I’m not a fan of most children’s songs, and I wasn’t back then either. That one about the dog named Bingo doesn’t go anywhere. Old McDonald has a bunch of animals – there, I saved you from listening to the same melody on repeat for five minutes. The one about rowing your boat isn’t bad, and with enough people singing it as a round it can turn into a nonsensical spew of overlapping musical psychedelia, and that’s great. Plus it draws from the same theme as Christopher Cross’s “Sailing”, a song which I quite enjoyed as a child.
This silly tune is about a guy named Henry who has a leaky bucket and can’t figure out how to fix it on his own. Read a book, Henry. Jesus. So the guy asks this clueless Liza person, and she ends up telling him through a lengthy run-on explanation that he needs a working bucket in order to fix his defective bucket. At no time does she offer her own bucket to help out – no, we just get this simplistic melody and a meandering solution. Thanks for nothing, Liza.
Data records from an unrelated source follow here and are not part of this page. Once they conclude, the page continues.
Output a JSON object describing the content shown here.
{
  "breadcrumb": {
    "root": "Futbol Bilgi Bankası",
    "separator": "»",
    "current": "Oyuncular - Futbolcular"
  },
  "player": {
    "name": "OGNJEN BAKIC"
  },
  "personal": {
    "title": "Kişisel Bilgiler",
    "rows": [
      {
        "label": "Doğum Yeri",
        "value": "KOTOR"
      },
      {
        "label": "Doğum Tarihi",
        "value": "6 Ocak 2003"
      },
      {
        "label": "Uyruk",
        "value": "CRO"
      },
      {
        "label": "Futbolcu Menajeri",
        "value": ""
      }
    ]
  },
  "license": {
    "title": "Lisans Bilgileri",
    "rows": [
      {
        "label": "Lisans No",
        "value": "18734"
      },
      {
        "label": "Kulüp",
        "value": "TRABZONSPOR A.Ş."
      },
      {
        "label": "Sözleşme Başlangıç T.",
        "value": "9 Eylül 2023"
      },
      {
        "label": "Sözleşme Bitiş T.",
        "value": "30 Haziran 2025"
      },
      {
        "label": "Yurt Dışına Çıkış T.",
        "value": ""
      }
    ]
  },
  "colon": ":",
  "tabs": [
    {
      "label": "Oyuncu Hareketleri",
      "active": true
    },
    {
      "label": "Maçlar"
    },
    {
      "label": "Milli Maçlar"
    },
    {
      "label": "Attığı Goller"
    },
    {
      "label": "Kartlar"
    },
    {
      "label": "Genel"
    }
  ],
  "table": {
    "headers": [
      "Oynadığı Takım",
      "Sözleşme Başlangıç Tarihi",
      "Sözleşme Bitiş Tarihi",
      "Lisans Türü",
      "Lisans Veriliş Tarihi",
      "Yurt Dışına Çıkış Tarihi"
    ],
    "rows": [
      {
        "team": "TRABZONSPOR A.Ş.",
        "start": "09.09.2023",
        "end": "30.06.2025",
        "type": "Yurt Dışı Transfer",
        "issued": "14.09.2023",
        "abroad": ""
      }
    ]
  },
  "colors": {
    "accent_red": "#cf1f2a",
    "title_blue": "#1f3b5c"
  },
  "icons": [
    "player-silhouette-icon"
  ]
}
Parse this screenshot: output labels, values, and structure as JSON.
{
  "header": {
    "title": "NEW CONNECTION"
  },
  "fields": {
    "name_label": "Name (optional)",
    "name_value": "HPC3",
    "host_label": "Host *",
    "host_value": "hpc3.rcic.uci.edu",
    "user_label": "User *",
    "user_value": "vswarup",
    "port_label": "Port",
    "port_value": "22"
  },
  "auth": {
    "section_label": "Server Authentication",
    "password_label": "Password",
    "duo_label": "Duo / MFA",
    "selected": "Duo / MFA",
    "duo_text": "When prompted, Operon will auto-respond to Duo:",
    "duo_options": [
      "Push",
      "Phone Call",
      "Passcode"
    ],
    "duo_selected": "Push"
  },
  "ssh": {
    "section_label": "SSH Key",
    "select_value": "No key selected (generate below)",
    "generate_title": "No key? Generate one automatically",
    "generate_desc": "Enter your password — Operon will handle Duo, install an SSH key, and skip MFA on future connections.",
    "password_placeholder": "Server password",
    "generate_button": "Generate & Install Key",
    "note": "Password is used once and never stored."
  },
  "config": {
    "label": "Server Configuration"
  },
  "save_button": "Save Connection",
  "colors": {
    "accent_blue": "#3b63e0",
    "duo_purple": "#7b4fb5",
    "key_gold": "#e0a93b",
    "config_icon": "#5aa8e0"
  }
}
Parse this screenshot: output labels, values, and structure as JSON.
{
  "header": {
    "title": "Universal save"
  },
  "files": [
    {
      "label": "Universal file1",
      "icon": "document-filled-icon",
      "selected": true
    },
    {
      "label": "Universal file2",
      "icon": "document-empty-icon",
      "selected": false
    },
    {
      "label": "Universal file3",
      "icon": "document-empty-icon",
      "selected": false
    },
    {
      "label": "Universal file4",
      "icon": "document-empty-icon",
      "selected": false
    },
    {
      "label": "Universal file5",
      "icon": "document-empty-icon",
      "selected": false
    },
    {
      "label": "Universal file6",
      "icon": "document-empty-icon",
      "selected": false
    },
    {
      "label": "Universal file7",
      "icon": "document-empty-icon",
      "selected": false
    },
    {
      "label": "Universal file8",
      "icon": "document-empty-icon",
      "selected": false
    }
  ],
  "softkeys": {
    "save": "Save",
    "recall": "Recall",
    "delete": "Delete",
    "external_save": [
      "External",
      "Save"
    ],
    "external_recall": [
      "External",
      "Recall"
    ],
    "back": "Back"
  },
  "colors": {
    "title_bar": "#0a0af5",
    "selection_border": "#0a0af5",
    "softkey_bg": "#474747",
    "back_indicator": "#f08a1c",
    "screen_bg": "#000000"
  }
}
The roots of this song trace back to Germany in the 1700s, which is pretty impressive. Not a lot of songs from that era have oozed forward through generations. Do kids still sing this tune? Does anyone actually like this tune? And is it just me, or is Christopher Cross’s “Sailing” not the greatest song of the Yacht Rock era?
Discuss amongst yourselves.
Mahlon Loomis was probably a blast to hang out with. The guy spouted off crazy pseudo-scientific ideas that probably earned him many an eye-roll by his contemporaries, then when it came time to put them to the test, he nailed it. I mean, he didn’t really prove anything, but he sure as hell changed the world.
Loomis was a dentist who bounced around with his family, practicing all over the place. He patented a set of porcelain dentures in 1857, and his fellow dentists derided him as unprofessional. He then took out an ad in the local papers defending his patent, slamming his fellow dentists, and offering $500 to anyone who could “produce a similar work of art to equal in purity, beauty, durability or artistic excellence” as his artificial teeth. The guy had chutzpah. He also invented a style of teeth that ultimately wasn’t ideal due to issues with the material, but hey – Loomis wasn’t afraid to put his balls on the line to defend his work.
Then he started thinking about how to harness the electricity in the air. He was on board with the relatively recent assertion that there were multiple layers of atmosphere above us, but he felt he could use that to bring electricity down to earth, or to transmit wireless communication around the world.
Crazy, right? Except he proved himself right. He demonstrated to a group of scientists and Congressmen a successful wireless communication between two stations on two hilltops 14 miles apart. In fact, it’s believed that he may have inadvertently sent out the world’s first radio signals, though they weren’t known as such. Mahlon Loomis was a dreamer who put his life behind his dreams and pushed to create. I don’t know why his Day falls on May 30, as the date doesn’t line up with his birth, death, or any of his major experiments. But it lands on National Creativity Day this year, and I think that’s entirely appropriate. Creativity can do incredible things.
Are we actually finishing off our fifth month of this weirdness? Looks that way. Here’s what’s up today:
- National Save Your Hearing Day. I guess we crank the music back down from 11 today.
- National Speak in Complete Sentences Day. Yeah. Sure – cool.
- National Utah Day. The food I found for this one looks gross. But we’re not above dipping into the gross.
- National Macaroon Day. More yummy dessertness.
- National Smile Day. We will smile at each other and our dogs a lot. I’ll also probably put on the Brian Wilson Smile album because it’s goddamn brilliant.
- National Autonomous Vehicle Day. We were actually going to try to ride in one of these, then the damn COVID happened.